A7.410 What is the GAAR?
The GAAR (general anti-abuse rule) is the rule of law or judicial doctrine of general application, which contains general anti-avoidance principles which can be applied by the courts. Note that the Scotland and Wales have there own version of the GAAR in respect of devolved taxes, see A1.535 and A1.543.
The GAAR applies with effect from 17 July 2013 and it is intended to counteract tax advantages that would, ignoring the GAAR, arise from abusive tax arrangements (see A7.411 for more on the scope and application of the GAAR).
The counteraction of tax advantages, is effected by making adjustments on a just and reasonable basis. The adjustments can be made though an assessment or by amending of a claim.

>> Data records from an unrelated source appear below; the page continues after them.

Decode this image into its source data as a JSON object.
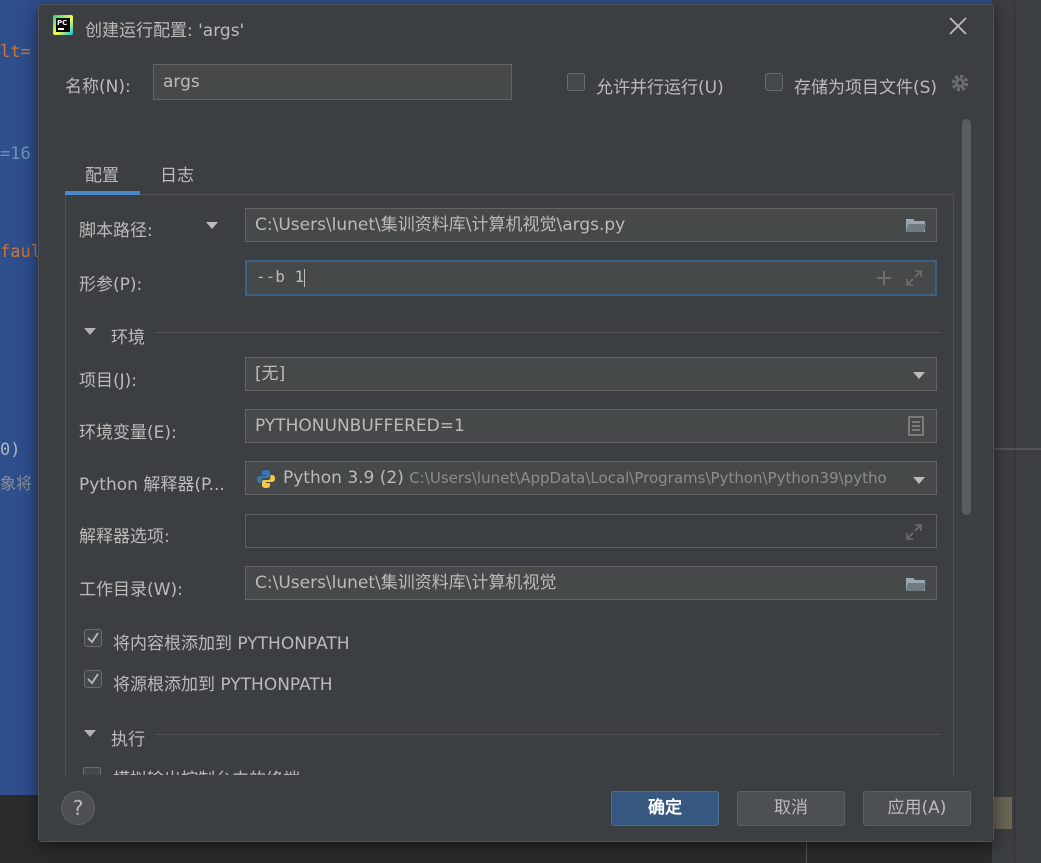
{
  "background": {
    "code_lines": [
      {
        "text": "lt=",
        "color": "orange-white"
      },
      {
        "text": "=16",
        "color": "blue"
      },
      {
        "text": "faul",
        "color": "orange"
      },
      {
        "text": "0)",
        "color": "white"
      },
      {
        "text": "象将",
        "color": "grey"
      }
    ]
  },
  "dialog": {
    "title": "创建运行配置: 'args'",
    "name_label": "名称(N):",
    "name_value": "args",
    "allow_parallel_label": "允许并行运行(U)",
    "allow_parallel_checked": false,
    "store_project_label": "存储为项目文件(S)",
    "store_project_checked": false
  },
  "tabs": [
    {
      "label": "配置",
      "active": true
    },
    {
      "label": "日志",
      "active": false
    }
  ],
  "config": {
    "script_path_label": "脚本路径:",
    "script_path_value": "C:\\Users\\lunet\\集训资料库\\计算机视觉\\args.py",
    "params_label": "形参(P):",
    "params_value": "--b 1",
    "env_section": "环境",
    "project_label": "项目(J):",
    "project_value": "[无]",
    "env_vars_label": "环境变量(E):",
    "env_vars_value": "PYTHONUNBUFFERED=1",
    "interpreter_label": "Python 解释器(P...",
    "interpreter_name": "Python 3.9 (2)",
    "interpreter_path": "C:\\Users\\lunet\\AppData\\Local\\Programs\\Python\\Python39\\pytho",
    "interp_options_label": "解释器选项:",
    "interp_options_value": "",
    "workdir_label": "工作目录(W):",
    "workdir_value": "C:\\Users\\lunet\\集训资料库\\计算机视觉",
    "add_content_roots_label": "将内容根添加到 PYTHONPATH",
    "add_content_roots_checked": true,
    "add_source_roots_label": "将源根添加到 PYTHONPATH",
    "add_source_roots_checked": true,
    "exec_section": "执行",
    "cutoff_row_label": "模拟输出控制台中的终端"
  },
  "buttons": {
    "help": "?",
    "ok": "确定",
    "cancel": "取消",
    "apply": "应用(A)"
  },
  "colors": {
    "dialog_bg": "#3c3f41",
    "field_bg": "#45494a",
    "focus_border": "#3d6185",
    "primary_button": "#365880",
    "tab_underline": "#4a88c7"
  }
}
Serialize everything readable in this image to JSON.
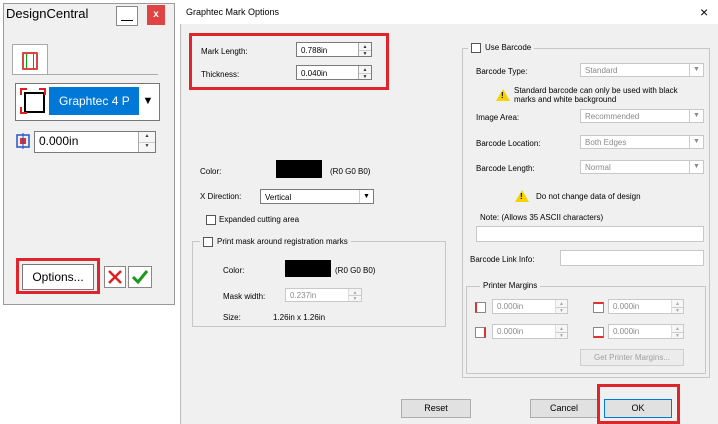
{
  "design_central": {
    "title": "DesignCentral",
    "minimize_label": "",
    "close_label": "x",
    "mark_type": "Graphtec 4 P",
    "distance_value": "0.000in",
    "options_label": "Options..."
  },
  "dialog": {
    "title": "Graphtec Mark Options",
    "close_label": "×",
    "mark_length_label": "Mark Length:",
    "mark_length_value": "0.788in",
    "thickness_label": "Thickness:",
    "thickness_value": "0.040in",
    "color_label": "Color:",
    "color_value": "(R0 G0 B0)",
    "x_direction_label": "X Direction:",
    "x_direction_value": "Vertical",
    "expanded_cutting_label": "Expanded cutting area",
    "print_mask_label": "Print mask around registration marks",
    "mask_color_label": "Color:",
    "mask_color_value": "(R0 G0 B0)",
    "mask_width_label": "Mask width:",
    "mask_width_value": "0.237in",
    "size_label": "Size:",
    "size_value": "1.26in x 1.26in",
    "use_barcode_label": "Use Barcode",
    "barcode_type_label": "Barcode Type:",
    "barcode_type_value": "Standard",
    "barcode_warning_line1": "Standard barcode can only be used with black",
    "barcode_warning_line2": "marks and white background",
    "image_area_label": "Image Area:",
    "image_area_value": "Recommended",
    "barcode_location_label": "Barcode Location:",
    "barcode_location_value": "Both Edges",
    "barcode_length_label": "Barcode Length:",
    "barcode_length_value": "Normal",
    "design_warning": "Do not change data of design",
    "note_label": "Note: (Allows 35 ASCII characters)",
    "note_value": "",
    "barcode_link_label": "Barcode Link Info:",
    "barcode_link_value": "",
    "printer_margins_label": "Printer Margins",
    "margin_top_left": "0.000in",
    "margin_top_right": "0.000in",
    "margin_bottom_left": "0.000in",
    "margin_bottom_right": "0.000in",
    "get_printer_margins_label": "Get Printer Margins...",
    "reset_label": "Reset",
    "cancel_label": "Cancel",
    "ok_label": "OK"
  },
  "colors": {
    "highlight": "#e0242c",
    "selection": "#0078d7"
  }
}
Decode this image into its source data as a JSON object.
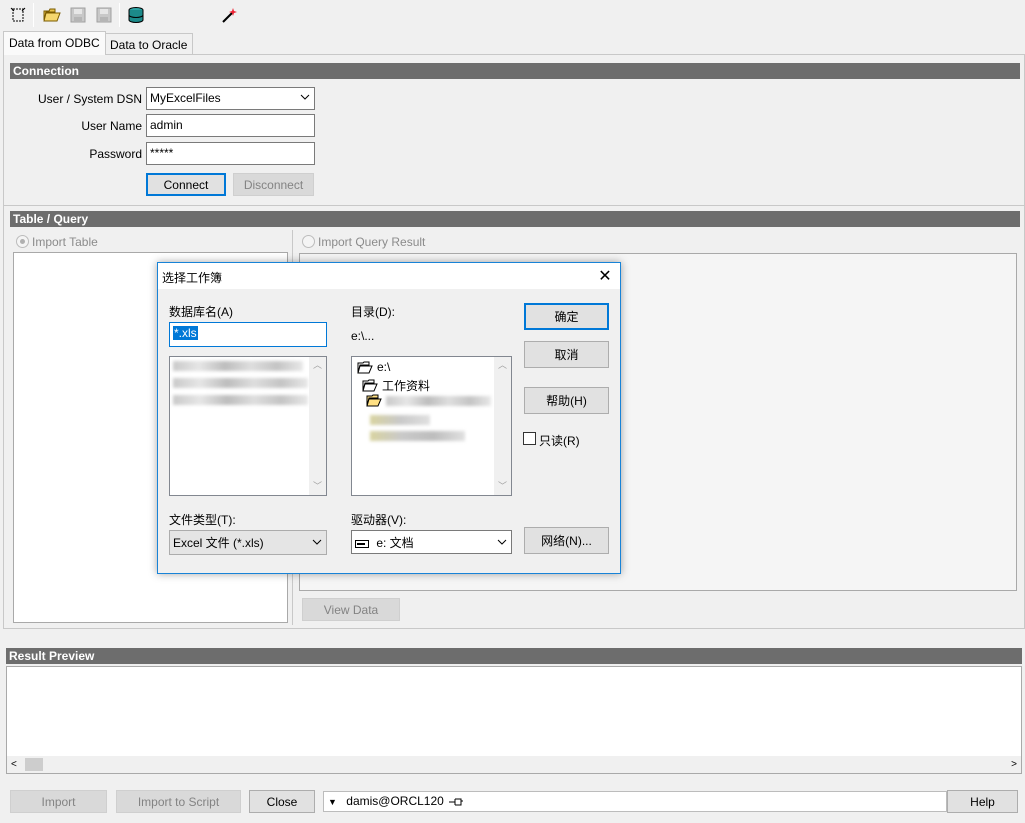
{
  "toolbar": {
    "icons": [
      "new-icon",
      "open-folder-icon",
      "save-icon",
      "save-as-icon",
      "database-icon",
      "wand-icon"
    ]
  },
  "tabs": [
    {
      "label": "Data from ODBC",
      "active": true
    },
    {
      "label": "Data to Oracle",
      "active": false
    }
  ],
  "connection": {
    "header": "Connection",
    "dsn_label": "User / System DSN",
    "dsn_value": "MyExcelFiles",
    "user_label": "User Name",
    "user_value": "admin",
    "password_label": "Password",
    "password_value": "*****",
    "connect_label": "Connect",
    "disconnect_label": "Disconnect"
  },
  "table_query": {
    "header": "Table / Query",
    "import_table_label": "Import Table",
    "import_query_label": "Import Query Result",
    "view_data_label": "View Data"
  },
  "dialog": {
    "title": "选择工作簿",
    "db_name_label": "数据库名(A)",
    "db_name_value": "*.xls",
    "dir_label": "目录(D):",
    "dir_value": "e:\\...",
    "folders": [
      "e:\\",
      "工作资料"
    ],
    "file_type_label": "文件类型(T):",
    "file_type_value": "Excel 文件 (*.xls)",
    "drive_label": "驱动器(V):",
    "drive_value": "e: 文档",
    "ok_label": "确定",
    "cancel_label": "取消",
    "help_label": "帮助(H)",
    "readonly_label": "只读(R)",
    "network_label": "网络(N)..."
  },
  "result_preview": {
    "header": "Result Preview"
  },
  "bottom": {
    "import_label": "Import",
    "import_script_label": "Import to Script",
    "close_label": "Close",
    "connection_label": "damis@ORCL120",
    "help_label": "Help"
  },
  "colors": {
    "section_header": "#6d6d6d",
    "focus_border": "#0078d7",
    "selection": "#0078d7"
  }
}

The GAAR takes priority over any other part of tax legislation and forms part of the UK's anti-avoidance framework which includes1:
• targeted anti avoidance rules that apply to particular tax provisions (for examples see D2.254, and D1.1124A)
• case law dealing with anti avoidance (for examples see A7.403 and I2.211 for the Ramsay principle)
• rules regarding DOTAS (disclosure of tax avoidance schemes, see A7.201)